---- Data supplied

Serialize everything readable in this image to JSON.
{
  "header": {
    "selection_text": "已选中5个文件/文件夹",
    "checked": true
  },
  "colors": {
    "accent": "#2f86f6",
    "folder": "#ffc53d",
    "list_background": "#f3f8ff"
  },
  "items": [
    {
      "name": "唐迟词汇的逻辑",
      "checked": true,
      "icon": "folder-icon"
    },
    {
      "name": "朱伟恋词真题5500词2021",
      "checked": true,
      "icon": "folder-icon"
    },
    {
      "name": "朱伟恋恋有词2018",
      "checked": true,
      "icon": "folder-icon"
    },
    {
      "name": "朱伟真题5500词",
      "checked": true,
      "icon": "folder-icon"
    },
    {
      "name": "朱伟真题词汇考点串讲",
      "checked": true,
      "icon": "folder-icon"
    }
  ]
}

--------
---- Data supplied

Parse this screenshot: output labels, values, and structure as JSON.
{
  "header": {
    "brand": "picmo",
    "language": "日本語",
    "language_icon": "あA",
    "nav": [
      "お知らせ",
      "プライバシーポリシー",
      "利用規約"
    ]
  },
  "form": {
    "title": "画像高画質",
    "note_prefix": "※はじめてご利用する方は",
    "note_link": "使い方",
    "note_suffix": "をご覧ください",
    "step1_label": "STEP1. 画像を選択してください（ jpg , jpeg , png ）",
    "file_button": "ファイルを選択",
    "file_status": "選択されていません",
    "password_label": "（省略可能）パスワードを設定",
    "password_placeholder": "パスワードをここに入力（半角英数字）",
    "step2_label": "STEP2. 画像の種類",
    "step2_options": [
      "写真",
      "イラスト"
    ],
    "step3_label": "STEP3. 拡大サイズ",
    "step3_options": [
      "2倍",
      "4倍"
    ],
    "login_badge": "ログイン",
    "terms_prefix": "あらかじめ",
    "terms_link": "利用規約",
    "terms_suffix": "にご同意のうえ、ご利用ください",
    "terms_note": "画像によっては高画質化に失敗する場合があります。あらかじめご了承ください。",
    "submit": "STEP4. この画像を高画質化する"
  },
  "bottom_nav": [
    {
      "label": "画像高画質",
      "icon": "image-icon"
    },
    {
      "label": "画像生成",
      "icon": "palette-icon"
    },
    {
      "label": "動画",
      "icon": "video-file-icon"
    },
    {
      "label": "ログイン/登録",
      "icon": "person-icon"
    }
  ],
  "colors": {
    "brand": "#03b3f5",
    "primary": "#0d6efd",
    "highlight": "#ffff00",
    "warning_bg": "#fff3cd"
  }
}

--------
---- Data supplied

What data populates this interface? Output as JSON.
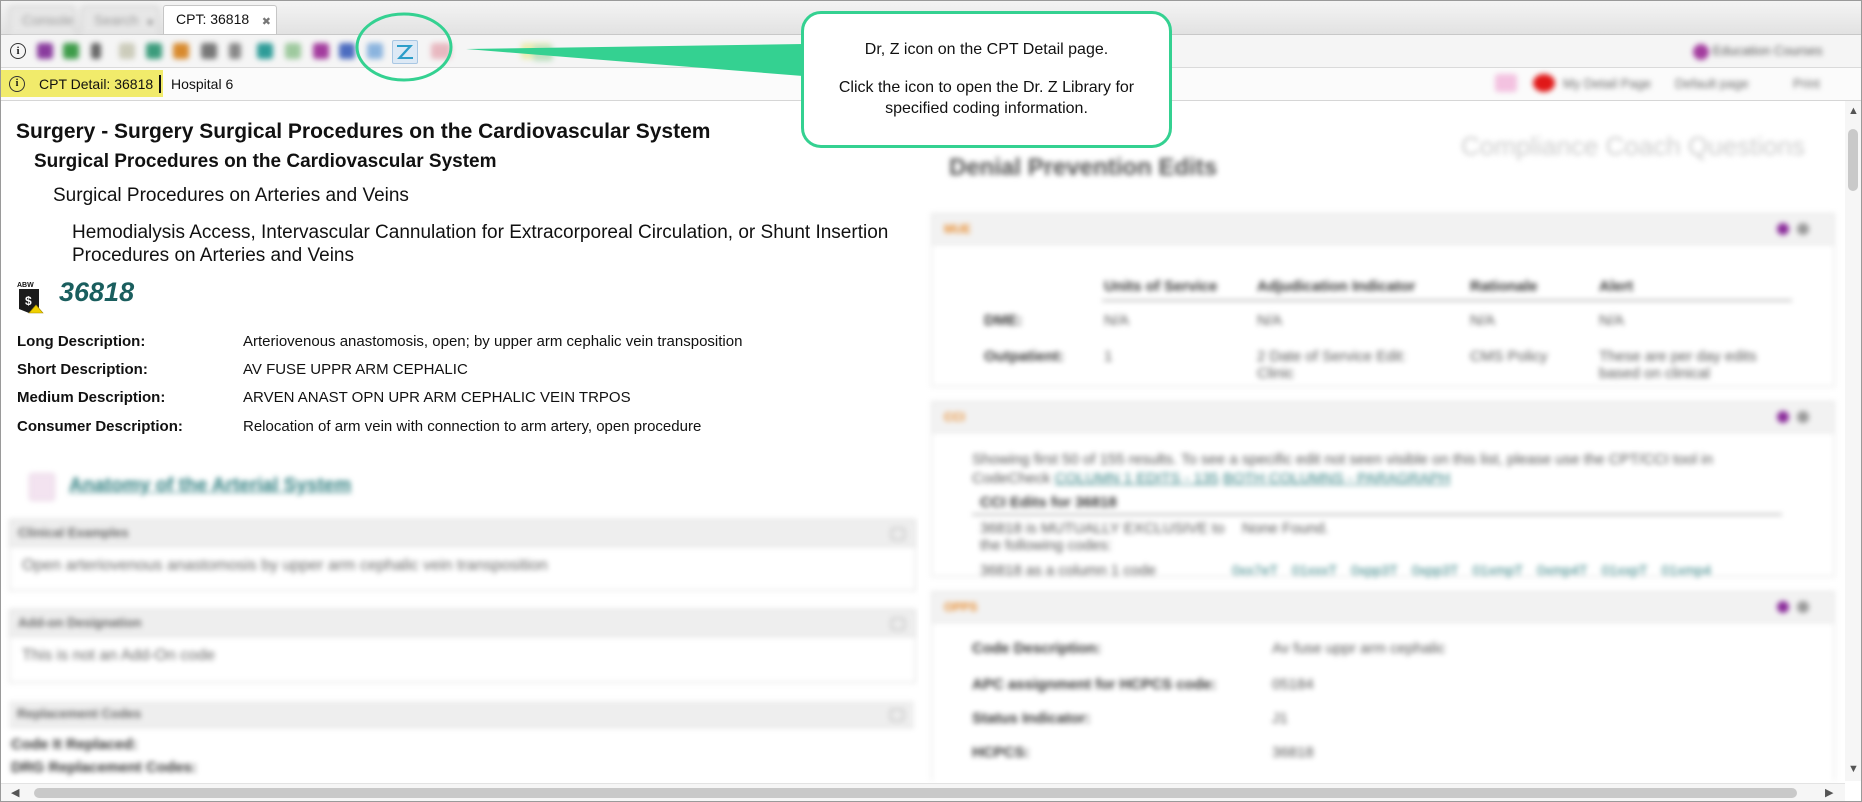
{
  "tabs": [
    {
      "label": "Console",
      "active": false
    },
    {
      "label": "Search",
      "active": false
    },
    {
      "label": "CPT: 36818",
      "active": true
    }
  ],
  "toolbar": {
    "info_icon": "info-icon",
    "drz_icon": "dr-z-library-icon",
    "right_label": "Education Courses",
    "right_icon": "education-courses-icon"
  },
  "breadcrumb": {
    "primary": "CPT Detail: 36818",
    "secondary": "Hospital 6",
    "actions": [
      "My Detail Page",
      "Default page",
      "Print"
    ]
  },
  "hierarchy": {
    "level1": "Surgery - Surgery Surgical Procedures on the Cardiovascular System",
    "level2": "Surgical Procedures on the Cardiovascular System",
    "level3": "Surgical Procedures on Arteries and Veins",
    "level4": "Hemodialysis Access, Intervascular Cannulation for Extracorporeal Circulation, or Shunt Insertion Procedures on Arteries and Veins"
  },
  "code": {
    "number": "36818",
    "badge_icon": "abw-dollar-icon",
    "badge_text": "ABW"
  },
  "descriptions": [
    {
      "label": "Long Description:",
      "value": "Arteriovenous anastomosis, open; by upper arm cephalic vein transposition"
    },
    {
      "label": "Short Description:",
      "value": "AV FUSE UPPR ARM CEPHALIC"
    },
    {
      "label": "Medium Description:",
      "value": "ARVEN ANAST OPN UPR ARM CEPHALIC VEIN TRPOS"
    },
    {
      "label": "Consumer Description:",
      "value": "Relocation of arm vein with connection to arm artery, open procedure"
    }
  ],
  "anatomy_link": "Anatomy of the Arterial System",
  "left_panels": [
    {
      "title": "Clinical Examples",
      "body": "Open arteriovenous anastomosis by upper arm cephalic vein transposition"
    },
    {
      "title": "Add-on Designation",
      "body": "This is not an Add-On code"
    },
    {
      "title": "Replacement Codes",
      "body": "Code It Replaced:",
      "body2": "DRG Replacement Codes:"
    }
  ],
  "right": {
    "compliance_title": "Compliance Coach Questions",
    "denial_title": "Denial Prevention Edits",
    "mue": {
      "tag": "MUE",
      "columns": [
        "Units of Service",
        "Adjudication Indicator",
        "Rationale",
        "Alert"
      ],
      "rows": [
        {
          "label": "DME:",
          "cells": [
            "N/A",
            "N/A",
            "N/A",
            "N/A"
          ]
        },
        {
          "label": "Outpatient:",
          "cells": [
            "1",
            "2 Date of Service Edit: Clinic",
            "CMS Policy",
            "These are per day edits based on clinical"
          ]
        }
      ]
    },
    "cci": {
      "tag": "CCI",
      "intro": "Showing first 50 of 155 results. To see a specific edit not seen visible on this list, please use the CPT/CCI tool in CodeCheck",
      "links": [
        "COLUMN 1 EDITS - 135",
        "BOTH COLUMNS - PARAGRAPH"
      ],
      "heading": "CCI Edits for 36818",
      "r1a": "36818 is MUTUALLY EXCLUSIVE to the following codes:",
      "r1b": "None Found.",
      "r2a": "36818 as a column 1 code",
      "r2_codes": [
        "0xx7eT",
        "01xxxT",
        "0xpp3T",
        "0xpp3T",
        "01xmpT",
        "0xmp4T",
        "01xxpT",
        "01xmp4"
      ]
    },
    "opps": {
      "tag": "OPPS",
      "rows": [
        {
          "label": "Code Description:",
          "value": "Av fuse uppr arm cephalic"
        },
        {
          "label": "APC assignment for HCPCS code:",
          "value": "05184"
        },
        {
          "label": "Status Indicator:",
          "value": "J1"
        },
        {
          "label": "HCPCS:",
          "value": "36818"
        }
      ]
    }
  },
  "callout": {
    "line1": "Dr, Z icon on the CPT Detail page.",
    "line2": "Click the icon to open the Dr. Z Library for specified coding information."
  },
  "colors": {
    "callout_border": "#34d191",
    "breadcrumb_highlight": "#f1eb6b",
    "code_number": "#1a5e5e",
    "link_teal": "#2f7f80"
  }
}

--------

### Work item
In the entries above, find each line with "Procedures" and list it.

### Answer below
    "level1": "Surgery - Surgery Surgical Procedures on the Cardiovascular System",
    "level2": "Surgical Procedures on the Cardiovascular System",
    "level3": "Surgical Procedures on Arteries and Veins",
    "level4": "Hemodialysis Access, Intervascular Cannulation for Extracorporeal Circulation, or Shunt Insertion Procedures on Arteries and Veins"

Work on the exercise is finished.